Brodi was the picture of nervousness, and lost his first two matches in quick fashion. I’m sure I shared the same sentiment as the rest of the crowd in thinking that his first U.S. Sumo Open would be a painful memory, but a good learning experience for him to draw upon in subsequent years. After his second loss, we rose for the classic “we know you gave it your best effort” round of consoling applause.
But wait! It turned out that we’d been guilty of Premature Consolation! In his third match, Brodi notched his first-ever international win – and in impressive style – much to the delight of virtually everyone in attendance. Even his defeated opponent looked pleased for him.
And that was just the beginning, for Brodi won each of his remaining preliminary round matches and survived the cut to make it into the heavyweight quarterfinals.
While the pace and presentation of the event was crisp throughout these preliminary rounds, things came to a grinding halt soon thereafter. An exhibition of Taiko drumming was pretty much on par with some of the more creative halftime shows I’ve seen, but the break in action didn’t end there.
Somewhat inexplicably, a lengthy raffle was then conducted, during which prizes donated by the event sponsors were given out. I had to double-check to see that I hadn’t come back from a bathroom break and mistakenly wandered into an adjacent room, where an awards dinner for a charity golf outing was in full swing.
And of course, in the middle of the festivities came the sumo equivalent of the t-shirt cannon. Into a clamoring crowd were tossed a couple of dozen stress-ball type squeeze toys – in the shape of a sumo wrestler, naturally. Deceased Japanese emperors spun in their graves as the cheesy-meter pinned into the red. Although I do have to admit that I was poised to snag one of those if it came in my direction. A t-shirt is a t-shirt, but a sumo wrestler squeeze toy? Priceless.

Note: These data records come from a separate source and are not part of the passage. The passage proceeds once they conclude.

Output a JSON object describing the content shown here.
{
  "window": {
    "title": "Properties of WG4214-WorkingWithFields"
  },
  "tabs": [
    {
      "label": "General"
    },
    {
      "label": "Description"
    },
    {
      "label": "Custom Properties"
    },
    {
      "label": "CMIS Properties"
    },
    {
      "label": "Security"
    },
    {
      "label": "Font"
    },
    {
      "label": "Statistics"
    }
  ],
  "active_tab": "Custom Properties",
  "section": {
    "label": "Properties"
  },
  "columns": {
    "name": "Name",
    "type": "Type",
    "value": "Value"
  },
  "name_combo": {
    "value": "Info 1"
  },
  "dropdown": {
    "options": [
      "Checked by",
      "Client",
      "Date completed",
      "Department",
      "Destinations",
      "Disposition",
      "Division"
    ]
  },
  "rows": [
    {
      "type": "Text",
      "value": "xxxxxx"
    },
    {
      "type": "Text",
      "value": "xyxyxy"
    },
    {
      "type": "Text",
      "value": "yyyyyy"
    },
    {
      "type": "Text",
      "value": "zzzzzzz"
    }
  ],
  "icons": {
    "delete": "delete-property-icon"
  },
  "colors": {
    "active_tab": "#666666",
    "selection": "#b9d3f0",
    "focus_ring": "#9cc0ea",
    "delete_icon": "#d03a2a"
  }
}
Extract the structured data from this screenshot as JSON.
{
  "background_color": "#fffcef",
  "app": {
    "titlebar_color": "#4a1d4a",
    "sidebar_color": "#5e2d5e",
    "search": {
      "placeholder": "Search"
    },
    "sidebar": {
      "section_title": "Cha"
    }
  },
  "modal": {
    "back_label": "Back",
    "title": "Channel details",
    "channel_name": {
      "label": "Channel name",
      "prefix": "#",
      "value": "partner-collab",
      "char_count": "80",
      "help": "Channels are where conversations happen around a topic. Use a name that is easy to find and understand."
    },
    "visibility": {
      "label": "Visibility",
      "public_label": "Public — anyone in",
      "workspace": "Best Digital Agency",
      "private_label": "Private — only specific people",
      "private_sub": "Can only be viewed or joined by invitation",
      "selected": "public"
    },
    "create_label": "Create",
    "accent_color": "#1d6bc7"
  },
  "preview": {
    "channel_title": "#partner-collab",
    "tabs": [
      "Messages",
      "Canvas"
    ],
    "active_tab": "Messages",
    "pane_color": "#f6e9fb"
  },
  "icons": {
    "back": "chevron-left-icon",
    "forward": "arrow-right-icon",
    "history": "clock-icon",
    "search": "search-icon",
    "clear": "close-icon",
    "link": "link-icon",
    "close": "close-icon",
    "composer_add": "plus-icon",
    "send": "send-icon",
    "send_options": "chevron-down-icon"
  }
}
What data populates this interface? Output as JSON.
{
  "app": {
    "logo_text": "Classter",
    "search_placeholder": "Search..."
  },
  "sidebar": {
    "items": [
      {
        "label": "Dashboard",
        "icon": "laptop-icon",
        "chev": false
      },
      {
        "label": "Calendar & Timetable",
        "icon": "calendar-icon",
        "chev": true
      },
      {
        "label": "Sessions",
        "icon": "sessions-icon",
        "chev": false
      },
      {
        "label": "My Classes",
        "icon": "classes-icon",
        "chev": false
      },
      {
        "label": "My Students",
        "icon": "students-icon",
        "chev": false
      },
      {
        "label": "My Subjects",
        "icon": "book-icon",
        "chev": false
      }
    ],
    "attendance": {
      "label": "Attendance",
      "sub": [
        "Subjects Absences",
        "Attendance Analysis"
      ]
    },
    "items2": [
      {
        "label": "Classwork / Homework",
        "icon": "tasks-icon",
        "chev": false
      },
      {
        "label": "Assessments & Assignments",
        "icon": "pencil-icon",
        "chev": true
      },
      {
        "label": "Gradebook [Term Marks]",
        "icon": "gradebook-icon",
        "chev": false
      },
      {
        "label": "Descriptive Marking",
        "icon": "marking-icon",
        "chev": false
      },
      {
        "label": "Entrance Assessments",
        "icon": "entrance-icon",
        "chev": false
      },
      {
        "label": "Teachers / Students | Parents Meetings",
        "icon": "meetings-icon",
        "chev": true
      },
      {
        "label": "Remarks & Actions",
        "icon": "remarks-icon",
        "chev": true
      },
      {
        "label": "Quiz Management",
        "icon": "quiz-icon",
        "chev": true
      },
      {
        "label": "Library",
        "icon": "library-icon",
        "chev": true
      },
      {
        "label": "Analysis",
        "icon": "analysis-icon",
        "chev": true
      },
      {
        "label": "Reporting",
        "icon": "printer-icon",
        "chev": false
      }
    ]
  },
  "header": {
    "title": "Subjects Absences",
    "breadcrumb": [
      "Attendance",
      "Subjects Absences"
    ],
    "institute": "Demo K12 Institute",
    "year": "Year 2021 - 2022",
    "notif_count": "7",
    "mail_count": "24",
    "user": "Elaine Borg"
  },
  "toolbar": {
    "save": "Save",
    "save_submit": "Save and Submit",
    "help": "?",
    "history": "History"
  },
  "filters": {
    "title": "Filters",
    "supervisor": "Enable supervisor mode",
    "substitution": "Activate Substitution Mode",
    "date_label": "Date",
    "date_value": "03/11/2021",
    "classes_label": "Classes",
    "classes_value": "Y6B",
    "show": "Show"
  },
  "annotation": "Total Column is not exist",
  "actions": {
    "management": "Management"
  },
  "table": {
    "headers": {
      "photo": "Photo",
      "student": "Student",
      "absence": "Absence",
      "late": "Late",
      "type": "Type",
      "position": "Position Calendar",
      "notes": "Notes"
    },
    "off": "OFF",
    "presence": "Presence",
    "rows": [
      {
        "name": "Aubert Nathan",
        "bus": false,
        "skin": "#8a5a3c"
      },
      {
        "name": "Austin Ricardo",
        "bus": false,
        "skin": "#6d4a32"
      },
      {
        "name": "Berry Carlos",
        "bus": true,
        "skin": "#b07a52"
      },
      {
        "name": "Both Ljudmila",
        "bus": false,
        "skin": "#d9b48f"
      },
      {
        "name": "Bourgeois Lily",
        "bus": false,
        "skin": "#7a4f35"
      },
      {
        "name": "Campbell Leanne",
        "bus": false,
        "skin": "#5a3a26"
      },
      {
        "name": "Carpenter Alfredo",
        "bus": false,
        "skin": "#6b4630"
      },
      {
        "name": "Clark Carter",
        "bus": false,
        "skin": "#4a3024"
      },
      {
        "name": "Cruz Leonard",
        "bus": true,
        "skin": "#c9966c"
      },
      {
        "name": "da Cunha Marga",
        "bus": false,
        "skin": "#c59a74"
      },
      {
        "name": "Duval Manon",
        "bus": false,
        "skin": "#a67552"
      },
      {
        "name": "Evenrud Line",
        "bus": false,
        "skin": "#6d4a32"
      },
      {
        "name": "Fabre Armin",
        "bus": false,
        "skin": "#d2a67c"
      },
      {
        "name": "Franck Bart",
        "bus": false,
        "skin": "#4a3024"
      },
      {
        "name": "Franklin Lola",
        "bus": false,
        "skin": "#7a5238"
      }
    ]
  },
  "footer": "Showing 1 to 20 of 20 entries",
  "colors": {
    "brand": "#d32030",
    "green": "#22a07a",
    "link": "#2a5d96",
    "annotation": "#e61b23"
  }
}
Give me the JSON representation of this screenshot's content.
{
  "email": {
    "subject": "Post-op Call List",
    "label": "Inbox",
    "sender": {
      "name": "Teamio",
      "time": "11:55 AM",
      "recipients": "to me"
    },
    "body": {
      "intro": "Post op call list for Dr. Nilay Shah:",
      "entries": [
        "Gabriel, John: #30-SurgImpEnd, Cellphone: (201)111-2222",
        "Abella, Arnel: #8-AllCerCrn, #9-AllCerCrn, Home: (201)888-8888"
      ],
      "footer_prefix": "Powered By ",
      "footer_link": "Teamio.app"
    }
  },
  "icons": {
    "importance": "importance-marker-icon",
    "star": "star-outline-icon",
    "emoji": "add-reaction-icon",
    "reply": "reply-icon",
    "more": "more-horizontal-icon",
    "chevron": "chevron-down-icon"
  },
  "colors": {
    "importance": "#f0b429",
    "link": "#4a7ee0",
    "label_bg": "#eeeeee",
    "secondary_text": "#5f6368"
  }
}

The entire feel of the event changed as a result of that break, and it never fully recovered. And it didn’t help that the first action coming out of the break was the women’s competition.
I’m never very comfortable watching women in a pugilistic environment, but this one had the added discomfort of featuring just four competitors – two in the lightweight division, one in the middleweight and one in the heavyweight. Consequently, they went right to Open Division competition. The net result was like attending an elaborately planned party that was teetering close to the “flop” zone. Feeling vaguely embarrassed for all concerned, I sat there hoping that it would be over soon.
Thankfully it was, and we were on to the medal rounds of competition for the men’s light, middle and heavyweight divisions.
The middleweight gold medal match featured defending champion Edenebileg Alagdaa against eight-time U.S. Sumo Champion Rene Marte, who at 42 years of age was taking part in his final competition. Noticeably slowed by age and injury, Marte had somehow managed to make his way through the field until only Alagdaa stood between him and the luxury of retiring as a champion. It was not to be however.
In the heavyweight division, Brodi Henderson’s Cinderella run came to an end in the quarterfinals against Siosifa “Big Joe” I’sama’u. After overpowering his younger foe, Big Joe helped him up and embraced him warmly, no doubt welcoming him into the fraternity.
It was Big Joe’s turn to be humbled in the semi-finals though, as our NFL lineman-in-waiting Byamba literally picked all 330 of his opponent’s pounds into the air and threw them to the ground in a jaw-dropping display of strength.
This set up a classic youth vs. experience match-up for the heavyweight gold: The 25-year old Byamba versus internationally decorated 40 year-old former champ Kelly Gneiting – who hails from Idaho, of all un-sumo-like places. Befitting its marquee status, this match was one of the longest of the day – but when push eventually came to shove (sorry, bad sumo pun) youth was served. Byamba claimed the gold, joining middleweight countryman Alagdaa as champion.
As Dick Vitale might say if he could speak Mongolian, the two made quite the pair of Diaper Dandies.